Of its own beauty is the mind diseased, And fevers into false creation :-where, Where are the forms the sculptor's soul hath seized In him alone. Can Nature show so fair Where are the charms and virtues which we dare Conceive in boyhood and pursue as men, The unreach'd Paradise of our despair, Which o'er-informs the pencil and the pen, And overpowers the page where it would bloom again?
Who loves, raves—'tis youth's frenzy—but the cure Is bitterer still, as charm by charm unwinds Which robed our idols, and we see too sure Nor worth nor beauty dwells from out the mind's Ideal shape of such ; yet still it binds The fatal spell, and still it draws us on, Reaping the whirlwind from the oft-sown winds; The stubborn heart, its alchemy begun, Seems ever near the prize—wealthiest when most undone.
cxxiv. We wither from our youth, we gasp away— Sick—sick; unfound the boon, unslaked the thirst, Though to the last, in verge of our decay, Some phantom lures, such as we sought at first— But all too late-so are we doubly curst. Love, fame, ambition, avarice—'tis the same, Each idle, and all ill, and none the worst— For all are meteors with a different name,

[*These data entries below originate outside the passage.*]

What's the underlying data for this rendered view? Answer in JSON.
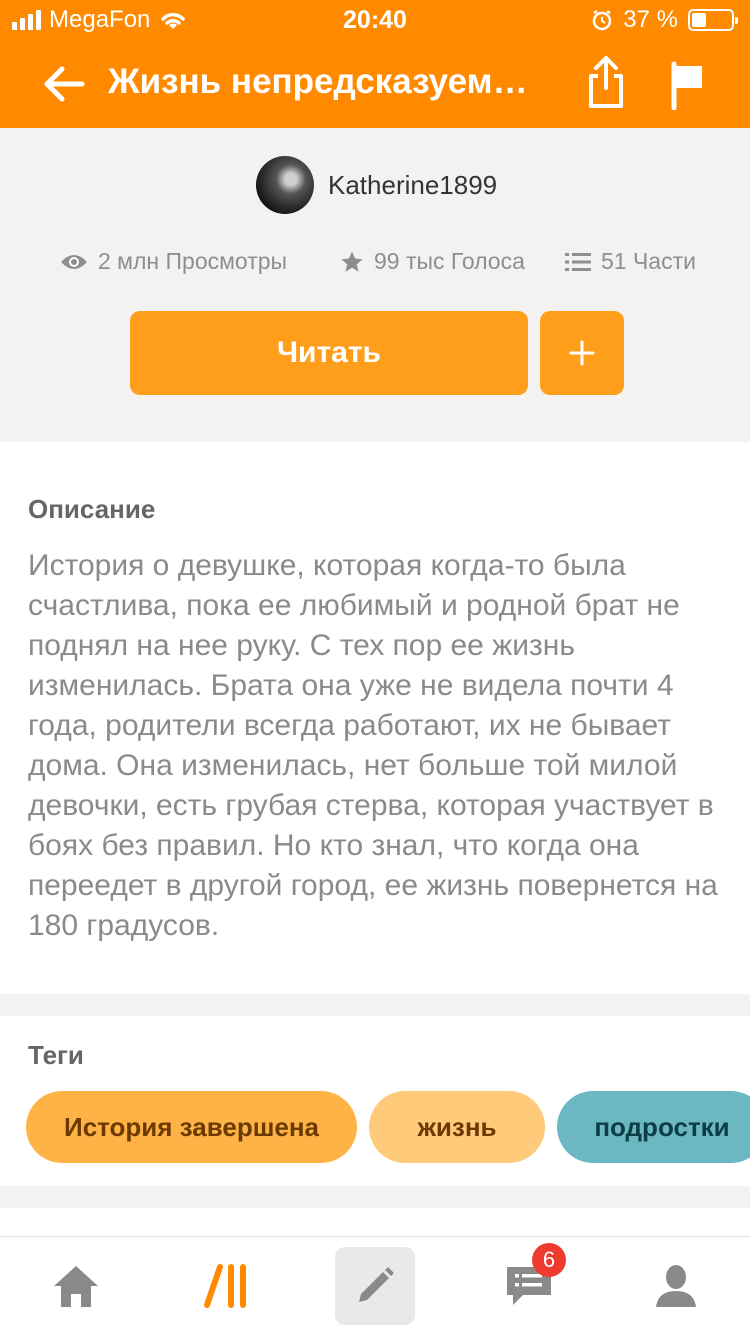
{
  "status_bar": {
    "carrier": "MegaFon",
    "time": "20:40",
    "battery_percent": "37 %",
    "battery_level": 0.37
  },
  "nav": {
    "title": "Жизнь непредсказуем…",
    "icons": [
      "back-arrow-icon",
      "share-icon",
      "flag-icon"
    ]
  },
  "story": {
    "author": "Katherine1899",
    "views": "2 млн Просмотры",
    "votes": "99 тыс Голоса",
    "parts": "51 Части",
    "read_label": "Читать",
    "add_label": "+"
  },
  "description": {
    "heading": "Описание",
    "text": "История о девушке, которая когда-то была счастлива, пока ее любимый и родной брат не поднял на нее руку. С тех пор ее жизнь изменилась. Брата она уже не видела почти 4 года, родители всегда работают, их не бывает дома. Она изменилась, нет больше той милой девочки, есть грубая стерва, которая участвует в боях без правил. Но кто знал, что когда она переедет в другой город, ее жизнь повернется на 180 градусов."
  },
  "tags": {
    "heading": "Теги",
    "items": [
      {
        "label": "История завершена",
        "color": "#ffb347",
        "text_color": "#6b3a00"
      },
      {
        "label": "жизнь",
        "color": "#ffca7a",
        "text_color": "#6b3a00"
      },
      {
        "label": "подростки",
        "color": "#6bb7c2",
        "text_color": "#0d3d45"
      }
    ]
  },
  "tabbar": {
    "items": [
      "home-icon",
      "library-icon",
      "write-icon",
      "messages-icon",
      "profile-icon"
    ],
    "messages_badge": "6"
  },
  "colors": {
    "brand_orange": "#ff8a00",
    "button_orange": "#ff9e1a",
    "badge_red": "#ef3b2d"
  }
}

Few—none—find what they love or could have loved, Though accident, blind contact, and the strong Necessity of loving, have removed Antipathies—but to recur, ere long, Envenom'd with irrevocable wrong; And Circumstance, that unspiritual god And miscreator, makes and helps along Our coming evils with a crutch-like rod, Whose touch turns Hope to dust,-the dust we all have trod.